Weeks have passed since the U.S. Air Force announced it would designate Luke Air Force Base as a pilot-training site for the new F-35 fighter jet mission, but the news is anything but old. In fact, the excitement over the decision and its impact is just taking off.
In case you missed it, the Air Force announced on Aug. 1 that it would assign 72 high-tech stealth F-35 fighter jets to Luke, where pilots will train to fly them and where hundreds of people will work to support them.
The move is expected to create 1,000 direct and indirect jobs in and around Luke, and result in about $17 million annually in local, state and federal tax revenues.
Goodyear city officials joined voices across the West Valley in praising the long-awaited decision, but remained focused on positioning the city to attract the jobs and businesses that will follow the jets to Luke.
Mayor Georgia Lord said she believes the City is ready to compete for the new work.
“We have the heritage, the housing, the infrastructure and a growing cluster of defense-related industries at our airport to make the most of the F-35’s move to the desert,” she said.
Goodyear has been doing work with the military for nearly 100 years, she added, noting the businesses and industries that will come in support of the futuristic fighter jet would be a great fit for work already going on around the Phoenix-Goodyear Airport.
“We grew the cotton used to make rubber tires for World War I aircraft and hosted a Naval Air Station in World War II. We support Luke Air Force Base, our home to generations of active and retired military men and women, and have a growing base of defense industries working around our airport,” Lord added.
Lockheed Martin, the designer and manufacturer of this cutting-edge fighter jet, employs more than 1,000 people in Goodyear. City economic development officials are currently working with key defense contractors who supply services and parts for the F-35 to recruit high-wage earning jobs to Goodyear in the future.
Lord pointed out the Pentagon’s requirement that parts and service operations must be no more than 250 miles away from any Joint Strike Force Operation.
“From a logistics stand point this means that a distribution and parts warehouse for every component of this aircraft has to be able to ship its part or parts to Luke Air Force Base within 24 hours of initial order no exceptions,” she said. “I like our chances.”
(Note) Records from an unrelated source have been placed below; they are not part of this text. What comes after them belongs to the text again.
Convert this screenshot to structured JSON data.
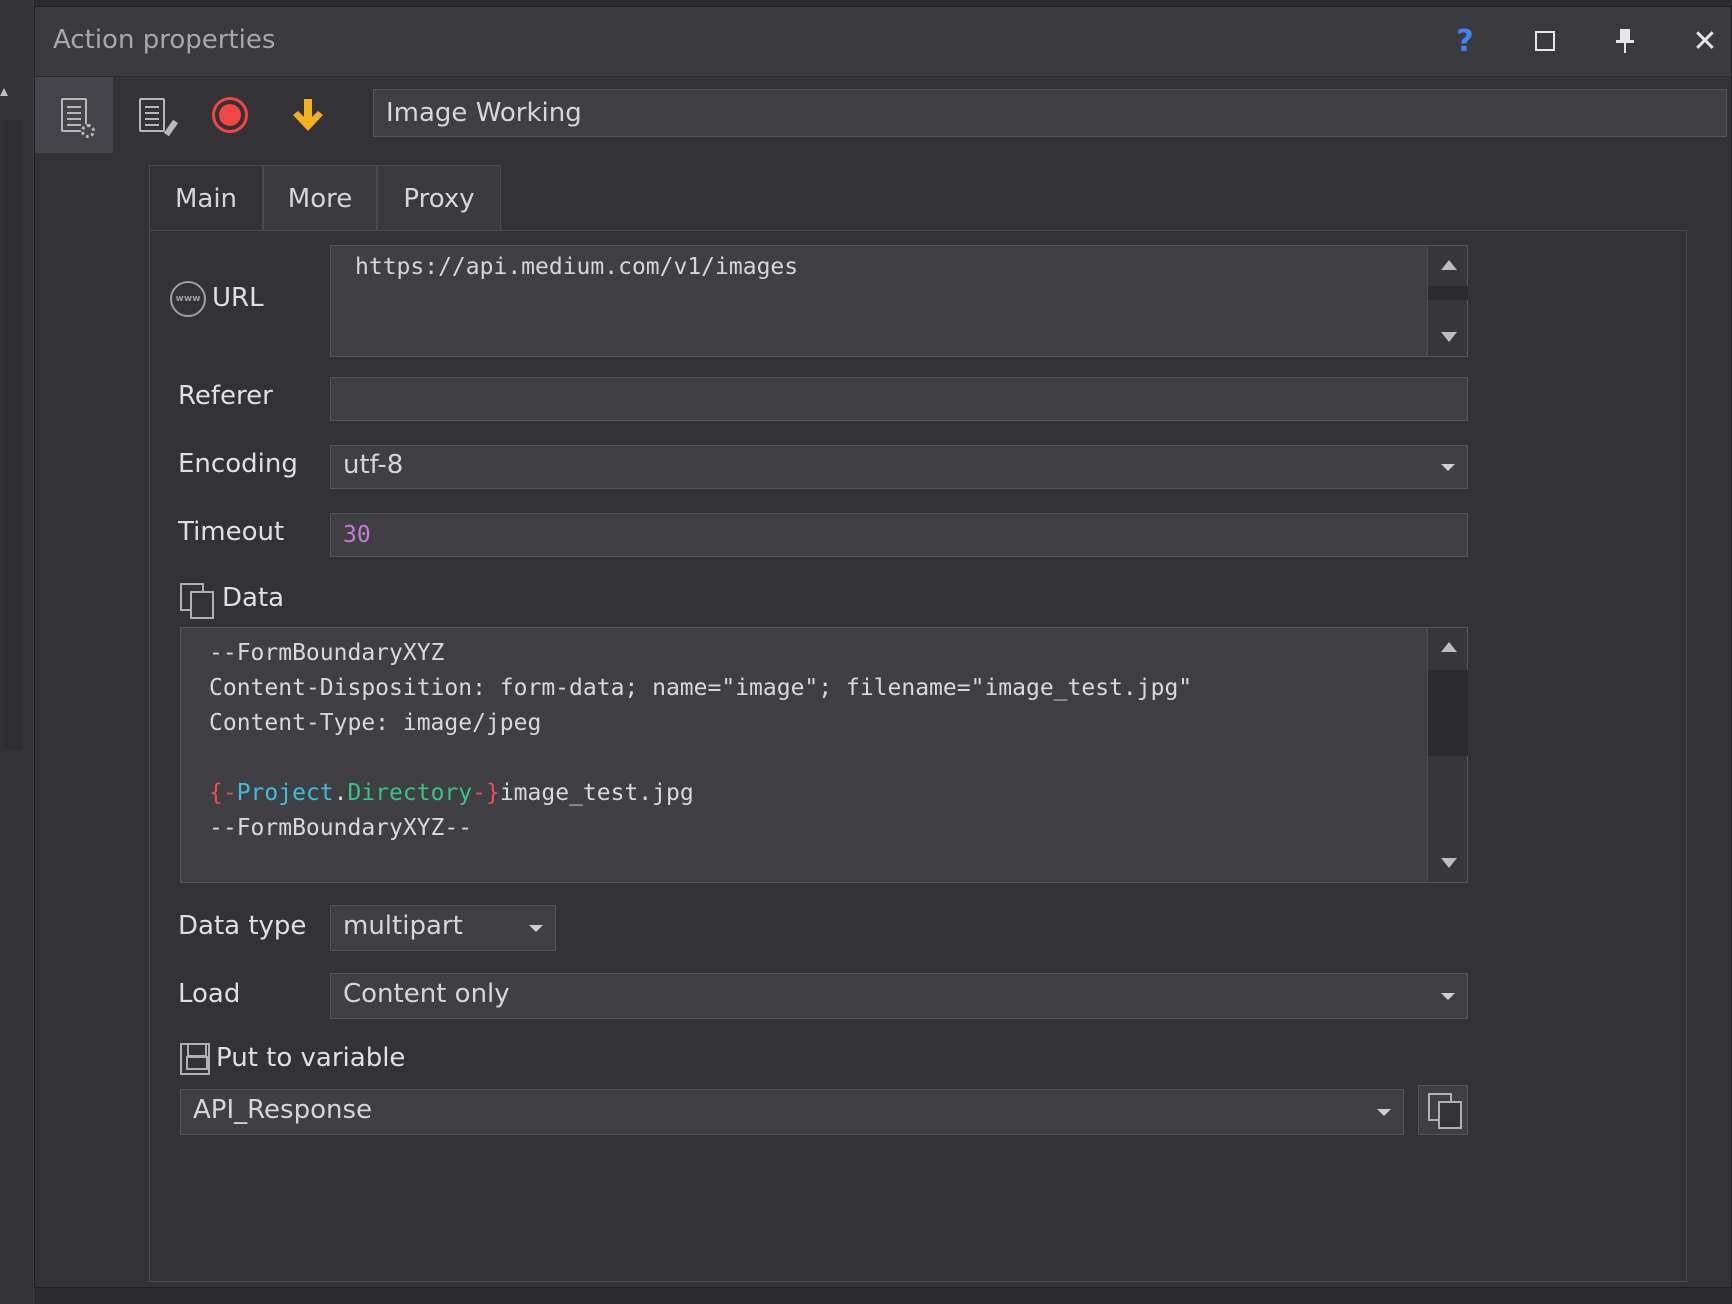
{
  "window": {
    "title": "Action properties",
    "help_glyph": "?",
    "close_glyph": "✕",
    "pin_glyph": "📌"
  },
  "toolbar": {
    "action_name": "Image Working",
    "down_glyph": "🡇"
  },
  "tabs": [
    {
      "label": "Main",
      "active": true
    },
    {
      "label": "More",
      "active": false
    },
    {
      "label": "Proxy",
      "active": false
    }
  ],
  "form": {
    "url": {
      "label": "URL",
      "icon_text": "www",
      "value": "https://api.medium.com/v1/images"
    },
    "referer": {
      "label": "Referer",
      "value": ""
    },
    "encoding": {
      "label": "Encoding",
      "value": "utf-8"
    },
    "timeout": {
      "label": "Timeout",
      "value": "30"
    },
    "data": {
      "label": "Data",
      "lines": [
        "--FormBoundaryXYZ",
        "Content-Disposition: form-data; name=\"image\"; filename=\"image_test.jpg\"",
        "Content-Type: image/jpeg",
        "",
        "--FormBoundaryXYZ--"
      ],
      "template_line": {
        "open": "{-",
        "project": "Project",
        "dot": ".",
        "directory": "Directory",
        "close": "-}",
        "suffix": "image_test.jpg"
      }
    },
    "data_type": {
      "label": "Data type",
      "value": "multipart"
    },
    "load": {
      "label": "Load",
      "value": "Content only"
    },
    "put_to_variable": {
      "label": "Put to variable",
      "value": "API_Response"
    }
  },
  "colors": {
    "help": "#3f86f4",
    "record": "#f04646",
    "down_arrow": "#f2b21f",
    "timeout_value": "#c77ad8",
    "macro_brace": "#ef4f4f",
    "macro_project": "#3cc0d9",
    "macro_directory": "#36c48a"
  }
}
The first jets could arrive at Luke as soon as next fall, according to published reports.
F-35 Comes to Luke Air Force Base